Verbatim output required. Print the data in full.

START Records supplied

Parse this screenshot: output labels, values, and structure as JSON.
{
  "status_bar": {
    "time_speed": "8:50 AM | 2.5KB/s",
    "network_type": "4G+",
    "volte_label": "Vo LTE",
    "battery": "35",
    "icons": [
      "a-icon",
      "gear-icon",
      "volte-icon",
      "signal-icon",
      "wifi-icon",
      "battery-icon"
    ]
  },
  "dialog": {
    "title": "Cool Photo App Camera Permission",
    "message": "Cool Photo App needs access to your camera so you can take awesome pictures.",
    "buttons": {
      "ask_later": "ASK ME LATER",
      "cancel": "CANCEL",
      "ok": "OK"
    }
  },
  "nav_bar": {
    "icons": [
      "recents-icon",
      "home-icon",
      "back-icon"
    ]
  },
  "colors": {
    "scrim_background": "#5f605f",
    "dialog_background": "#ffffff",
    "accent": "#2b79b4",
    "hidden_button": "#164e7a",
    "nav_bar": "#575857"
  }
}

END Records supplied

Task solution
Parse this screenshot: output labels, values, and structure as JSON.
{
  "status_bar": {
    "time_speed": "8:50 AM | 2.5KB/s",
    "network_type": "4G+",
    "volte_label": "Vo LTE",
    "battery": "35",
    "icons": [
      "a-icon",
      "gear-icon",
      "volte-icon",
      "signal-icon",
      "wifi-icon",
      "battery-icon"
    ]
  },
  "dialog": {
    "title": "Cool Photo App Camera Permission",
    "message": "Cool Photo App needs access to your camera so you can take awesome pictures.",
    "buttons": {
      "ask_later": "ASK ME LATER",
      "cancel": "CANCEL",
      "ok": "OK"
    }
  },
  "nav_bar": {
    "icons": [
      "recents-icon",
      "home-icon",
      "back-icon"
    ]
  },
  "colors": {
    "scrim_background": "#5f605f",
    "dialog_background": "#ffffff",
    "accent": "#2b79b4",
    "hidden_button": "#164e7a",
    "nav_bar": "#575857"
  }
}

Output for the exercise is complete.